Oh how I sniggered. What fool uses this kind of advertising dross! I wondered. Then I saw one that I’d toyed with using. And then another. Thank goodness I looked through the ones I’d done before they got anywhere near a client, otherwise I think I would have exploded in a puff of shame.
The thing about visual clichés is that they’re so pervasive. You almost don’t realize you’re churning them out. Using a beehive to indicate industriousness is hard to avoid because that simile is now ingrained in the western world’s creative psyche (I blame Virgil. Don’t believe me? Read up on your Aeneid Book 1 and the description of the building of Carthage).
They’re just so easy: if you’re having a tough day and you can’t seem to come up with any decent imagery or snappy headlines, the siren call of the cliché is hard to resist. No one’s going to scratch their head and say ‘Er, why is that there?’ People recognize them and can understand what the advert is driving at without even having to think. But that alone should be reason enough to avoid them like the… um, plague.
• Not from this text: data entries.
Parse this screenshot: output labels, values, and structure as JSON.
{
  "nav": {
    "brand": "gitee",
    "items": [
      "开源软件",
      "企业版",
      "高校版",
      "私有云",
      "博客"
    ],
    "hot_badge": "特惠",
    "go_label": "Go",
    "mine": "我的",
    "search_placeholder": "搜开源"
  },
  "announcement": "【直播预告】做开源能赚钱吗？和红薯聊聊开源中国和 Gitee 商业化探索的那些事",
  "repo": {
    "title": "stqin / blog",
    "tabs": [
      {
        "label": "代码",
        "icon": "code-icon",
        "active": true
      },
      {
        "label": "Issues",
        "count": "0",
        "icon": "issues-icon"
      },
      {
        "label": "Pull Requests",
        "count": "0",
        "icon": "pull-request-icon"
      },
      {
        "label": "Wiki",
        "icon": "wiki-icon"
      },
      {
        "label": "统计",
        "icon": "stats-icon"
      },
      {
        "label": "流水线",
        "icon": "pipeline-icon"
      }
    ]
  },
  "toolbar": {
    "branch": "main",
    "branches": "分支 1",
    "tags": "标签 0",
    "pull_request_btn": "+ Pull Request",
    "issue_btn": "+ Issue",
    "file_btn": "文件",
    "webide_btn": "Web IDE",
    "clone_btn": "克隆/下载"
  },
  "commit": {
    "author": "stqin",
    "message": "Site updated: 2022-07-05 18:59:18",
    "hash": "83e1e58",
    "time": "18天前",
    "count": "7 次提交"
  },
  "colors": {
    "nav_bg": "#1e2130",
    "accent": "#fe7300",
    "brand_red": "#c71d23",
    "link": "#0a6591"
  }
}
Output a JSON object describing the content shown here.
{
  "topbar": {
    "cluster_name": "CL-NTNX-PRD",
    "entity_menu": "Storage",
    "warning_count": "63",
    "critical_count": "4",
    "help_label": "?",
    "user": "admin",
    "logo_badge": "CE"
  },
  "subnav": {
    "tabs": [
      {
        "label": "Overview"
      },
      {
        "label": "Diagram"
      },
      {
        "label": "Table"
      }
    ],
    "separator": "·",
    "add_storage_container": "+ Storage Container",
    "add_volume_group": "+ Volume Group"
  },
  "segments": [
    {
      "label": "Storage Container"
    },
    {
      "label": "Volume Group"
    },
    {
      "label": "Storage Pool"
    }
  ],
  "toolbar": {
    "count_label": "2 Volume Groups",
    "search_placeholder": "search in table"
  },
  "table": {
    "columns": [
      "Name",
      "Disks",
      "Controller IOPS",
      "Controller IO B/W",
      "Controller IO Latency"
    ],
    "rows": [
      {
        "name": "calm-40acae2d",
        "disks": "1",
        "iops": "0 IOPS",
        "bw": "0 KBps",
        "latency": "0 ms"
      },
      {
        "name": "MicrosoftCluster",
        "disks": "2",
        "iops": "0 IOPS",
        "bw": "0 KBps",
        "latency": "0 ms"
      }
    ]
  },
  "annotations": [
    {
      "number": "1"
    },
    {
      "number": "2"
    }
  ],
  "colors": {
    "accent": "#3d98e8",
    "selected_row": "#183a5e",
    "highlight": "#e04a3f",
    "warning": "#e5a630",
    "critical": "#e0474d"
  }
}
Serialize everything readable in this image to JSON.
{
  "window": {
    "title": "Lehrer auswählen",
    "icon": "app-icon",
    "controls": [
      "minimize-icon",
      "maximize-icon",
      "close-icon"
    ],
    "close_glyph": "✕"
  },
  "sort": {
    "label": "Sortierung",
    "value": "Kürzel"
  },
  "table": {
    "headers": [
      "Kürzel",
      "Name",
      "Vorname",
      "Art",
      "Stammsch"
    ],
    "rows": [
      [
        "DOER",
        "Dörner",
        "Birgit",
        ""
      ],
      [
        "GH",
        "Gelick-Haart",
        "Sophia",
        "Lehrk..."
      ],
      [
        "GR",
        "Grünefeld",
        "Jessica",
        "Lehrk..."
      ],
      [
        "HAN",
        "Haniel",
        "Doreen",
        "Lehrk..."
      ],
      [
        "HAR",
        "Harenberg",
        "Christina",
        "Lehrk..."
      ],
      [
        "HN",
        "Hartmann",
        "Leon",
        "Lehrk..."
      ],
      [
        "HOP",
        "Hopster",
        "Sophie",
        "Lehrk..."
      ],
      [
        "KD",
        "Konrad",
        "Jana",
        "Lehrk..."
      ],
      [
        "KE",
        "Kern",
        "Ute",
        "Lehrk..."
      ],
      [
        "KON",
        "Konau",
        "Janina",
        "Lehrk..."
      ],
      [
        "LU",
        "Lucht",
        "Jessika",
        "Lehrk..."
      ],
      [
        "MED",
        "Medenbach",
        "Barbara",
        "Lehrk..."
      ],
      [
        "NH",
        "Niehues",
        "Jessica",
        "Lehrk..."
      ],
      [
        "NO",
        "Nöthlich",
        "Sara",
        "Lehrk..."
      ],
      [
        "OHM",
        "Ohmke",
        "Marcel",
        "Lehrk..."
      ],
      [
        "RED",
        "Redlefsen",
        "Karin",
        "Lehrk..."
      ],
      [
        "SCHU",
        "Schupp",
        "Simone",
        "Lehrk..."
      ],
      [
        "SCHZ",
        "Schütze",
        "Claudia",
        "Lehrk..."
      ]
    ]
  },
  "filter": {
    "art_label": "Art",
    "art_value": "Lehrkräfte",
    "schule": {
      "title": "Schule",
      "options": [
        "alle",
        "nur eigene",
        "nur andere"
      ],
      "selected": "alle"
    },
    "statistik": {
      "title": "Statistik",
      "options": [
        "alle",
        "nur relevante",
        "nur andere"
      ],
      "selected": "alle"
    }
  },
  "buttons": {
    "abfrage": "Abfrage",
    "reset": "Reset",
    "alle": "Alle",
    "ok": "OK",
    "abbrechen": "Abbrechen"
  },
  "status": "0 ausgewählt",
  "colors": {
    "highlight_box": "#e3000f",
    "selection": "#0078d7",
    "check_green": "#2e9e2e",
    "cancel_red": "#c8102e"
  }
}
Doug has a theory that bad adverts occur when someone starts with an image and then builds the copy around it. There’s something in this, but at least two of the clichés I’ve been guilty of using (at the first draft stage before I discarded them) actually haven’t been inspired by a picture at all. The cliché is just in my head already, placed there by social conditioning. Of course, there are days when a cliché doesn’t pop up at all, and fortunately these are more prevalent than the other sort of days. But you never know when one might sneak up and bite you on the bum.
My method for avoiding clichés is to not look at pictures at all until later. I start by brainstorming all the headlines and copy I can. Then I go away, make a cup of tea, walk around a bit, chat to some colleagues or whoever, yawn, stretch, and then go back and look at my ideas again. And again, and again, until it’s right (all the Velocity people are perfectionists, we can’t help it). If you do this you can catch any howlers before passing them to the client. We work hard to make sure puns, clichés, commonplaces and anything remotely hackneyed is strangled at birth. Cruel, but our work is better for it.
We never do this.